# [scala]How to make the BigDecimal is exact to integer part?

On scala my BigDecimal is 3.721443204405954385563870541379242E+54 I would like to result to 3721443204405954385563870541379246659709506697378694300

My result is: 3.114968783111033211375362915188093E+41 I would like to result to be: 311496878311103321137536291518809134027240

I do not know the scale and the result should be only show the integer part.

val multimes:(Int, Int)=>BigDecimal=(c:Int, begin:Int)=>{ if(c==1) BigDecimal.apply(begin) else multimes(c-1, begin)*(c+begin-1) } def mulCount(c:Int):BigDecimal={ val upper=multimes(c,c+1) val down=multimes(c,2) upper/down }

the number is the result of function mulCount.

## Answers

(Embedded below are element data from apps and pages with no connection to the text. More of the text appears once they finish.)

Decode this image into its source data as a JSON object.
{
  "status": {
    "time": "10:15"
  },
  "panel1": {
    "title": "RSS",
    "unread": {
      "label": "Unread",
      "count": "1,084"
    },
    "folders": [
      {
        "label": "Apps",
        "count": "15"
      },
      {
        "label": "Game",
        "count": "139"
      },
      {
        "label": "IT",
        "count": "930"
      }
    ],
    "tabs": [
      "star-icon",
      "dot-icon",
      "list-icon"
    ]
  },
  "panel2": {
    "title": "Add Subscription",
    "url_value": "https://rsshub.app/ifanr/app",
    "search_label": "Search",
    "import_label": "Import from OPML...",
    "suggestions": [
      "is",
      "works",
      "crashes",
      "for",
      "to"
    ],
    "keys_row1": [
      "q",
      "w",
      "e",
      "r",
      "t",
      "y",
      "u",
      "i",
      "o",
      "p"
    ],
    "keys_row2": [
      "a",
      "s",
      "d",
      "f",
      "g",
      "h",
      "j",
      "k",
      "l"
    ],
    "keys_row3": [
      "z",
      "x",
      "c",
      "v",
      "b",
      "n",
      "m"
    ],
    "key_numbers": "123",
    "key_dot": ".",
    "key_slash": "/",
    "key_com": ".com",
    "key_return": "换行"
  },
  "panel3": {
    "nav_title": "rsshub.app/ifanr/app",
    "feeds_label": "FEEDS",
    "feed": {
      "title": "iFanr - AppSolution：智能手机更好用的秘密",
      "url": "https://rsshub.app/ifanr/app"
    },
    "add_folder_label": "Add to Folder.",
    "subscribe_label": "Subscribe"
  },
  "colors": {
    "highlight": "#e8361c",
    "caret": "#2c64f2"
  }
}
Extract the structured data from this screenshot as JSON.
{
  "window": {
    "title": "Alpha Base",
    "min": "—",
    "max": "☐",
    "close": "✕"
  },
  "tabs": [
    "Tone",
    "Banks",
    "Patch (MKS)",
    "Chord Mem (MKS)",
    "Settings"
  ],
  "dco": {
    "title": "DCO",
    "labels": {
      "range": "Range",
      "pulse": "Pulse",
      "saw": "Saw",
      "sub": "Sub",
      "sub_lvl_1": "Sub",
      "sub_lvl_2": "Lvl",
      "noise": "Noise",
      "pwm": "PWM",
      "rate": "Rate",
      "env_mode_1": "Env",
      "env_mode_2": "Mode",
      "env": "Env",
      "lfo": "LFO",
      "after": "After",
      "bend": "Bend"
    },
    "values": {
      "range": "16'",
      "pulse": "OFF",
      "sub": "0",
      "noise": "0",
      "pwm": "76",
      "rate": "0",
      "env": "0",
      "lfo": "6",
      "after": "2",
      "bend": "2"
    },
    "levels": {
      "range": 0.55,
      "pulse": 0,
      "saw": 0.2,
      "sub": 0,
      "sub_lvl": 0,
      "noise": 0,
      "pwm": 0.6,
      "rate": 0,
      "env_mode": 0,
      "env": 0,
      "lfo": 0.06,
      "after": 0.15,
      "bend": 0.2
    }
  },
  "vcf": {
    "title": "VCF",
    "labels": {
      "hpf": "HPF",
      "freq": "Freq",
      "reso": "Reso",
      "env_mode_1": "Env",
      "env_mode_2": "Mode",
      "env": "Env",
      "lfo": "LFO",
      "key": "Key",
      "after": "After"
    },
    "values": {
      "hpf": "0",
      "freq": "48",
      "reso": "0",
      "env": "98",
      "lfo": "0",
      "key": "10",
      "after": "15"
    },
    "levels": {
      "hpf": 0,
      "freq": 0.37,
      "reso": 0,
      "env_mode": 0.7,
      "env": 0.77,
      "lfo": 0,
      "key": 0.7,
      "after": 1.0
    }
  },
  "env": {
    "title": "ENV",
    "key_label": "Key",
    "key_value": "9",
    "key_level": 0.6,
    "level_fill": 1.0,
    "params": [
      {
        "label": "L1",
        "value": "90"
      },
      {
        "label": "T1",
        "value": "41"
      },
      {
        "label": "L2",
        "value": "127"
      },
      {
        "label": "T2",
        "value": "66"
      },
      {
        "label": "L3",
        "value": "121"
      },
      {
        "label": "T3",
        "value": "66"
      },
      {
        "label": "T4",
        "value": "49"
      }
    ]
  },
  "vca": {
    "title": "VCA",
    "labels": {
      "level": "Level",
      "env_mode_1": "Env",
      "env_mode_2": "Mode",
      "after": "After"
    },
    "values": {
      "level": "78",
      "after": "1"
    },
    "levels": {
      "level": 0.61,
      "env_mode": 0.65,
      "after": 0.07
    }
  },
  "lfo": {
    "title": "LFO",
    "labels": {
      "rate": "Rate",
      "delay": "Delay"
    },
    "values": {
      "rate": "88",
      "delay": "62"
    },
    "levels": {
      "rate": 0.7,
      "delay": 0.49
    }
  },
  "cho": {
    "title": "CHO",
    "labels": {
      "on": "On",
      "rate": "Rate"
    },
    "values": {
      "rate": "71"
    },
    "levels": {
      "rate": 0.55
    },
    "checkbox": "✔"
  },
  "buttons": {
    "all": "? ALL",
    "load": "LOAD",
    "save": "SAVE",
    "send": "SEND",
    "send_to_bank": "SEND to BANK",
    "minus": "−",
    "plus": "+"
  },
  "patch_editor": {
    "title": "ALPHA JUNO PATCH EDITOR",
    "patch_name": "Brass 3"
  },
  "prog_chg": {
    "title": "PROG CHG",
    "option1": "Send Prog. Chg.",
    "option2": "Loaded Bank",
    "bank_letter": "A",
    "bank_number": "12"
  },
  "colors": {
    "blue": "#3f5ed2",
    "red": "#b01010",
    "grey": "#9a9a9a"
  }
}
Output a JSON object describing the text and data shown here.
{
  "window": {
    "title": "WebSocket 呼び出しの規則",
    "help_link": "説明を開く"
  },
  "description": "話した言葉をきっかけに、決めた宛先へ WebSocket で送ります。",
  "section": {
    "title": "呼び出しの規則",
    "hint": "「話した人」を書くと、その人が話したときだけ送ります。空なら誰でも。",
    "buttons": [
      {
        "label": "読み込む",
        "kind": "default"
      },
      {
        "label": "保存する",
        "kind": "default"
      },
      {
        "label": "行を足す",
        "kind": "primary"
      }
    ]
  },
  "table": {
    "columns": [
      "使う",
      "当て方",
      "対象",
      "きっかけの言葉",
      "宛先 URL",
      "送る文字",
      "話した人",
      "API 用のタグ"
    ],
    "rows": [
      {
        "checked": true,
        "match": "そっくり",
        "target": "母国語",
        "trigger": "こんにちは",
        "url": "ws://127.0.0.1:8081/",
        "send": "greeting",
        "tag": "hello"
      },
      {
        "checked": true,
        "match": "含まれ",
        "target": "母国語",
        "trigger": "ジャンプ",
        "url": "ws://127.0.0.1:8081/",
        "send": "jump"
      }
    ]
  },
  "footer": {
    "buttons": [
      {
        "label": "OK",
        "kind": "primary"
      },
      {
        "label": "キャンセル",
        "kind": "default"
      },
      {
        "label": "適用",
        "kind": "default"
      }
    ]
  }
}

The BigDecimal class has a number of nonintuitive behaviors in Scala 2.10. This will get better in 2.11, but I can't quite tell from your example whether it will fix what you want. Probably not; Scala has a default MathContext which keeps about 128 bits of information (~34 decimal digits), and I think that's what you're running into here.

If you don't have a decimal problem--and here you don't--then the easiest thing to do is just use BigInt instead. It will scale to however many digits you actually need.

If you must express this as a decimal problem, you should explicitly supply a MathContext that has enough digits:

if (c==1) BigDecimal.apply(begin, new java.math.MathContext(60))

and that MathContext will, if always used on the left-hand side of operations, propagate through to your result.

It sounds as though you're mostly concerned about the **appearance** of the number, and don't want to see it in scientific notation with the exponent.

This is default behaviour for just printing a BigDecimal and can't be overridden. But you *can* explicitly convert it to a String before printing.

This should do the trick:

val bd: BigDecimal = ... println(bd.bigDecimal.toPlainString)

That said... Why not just use BigInt?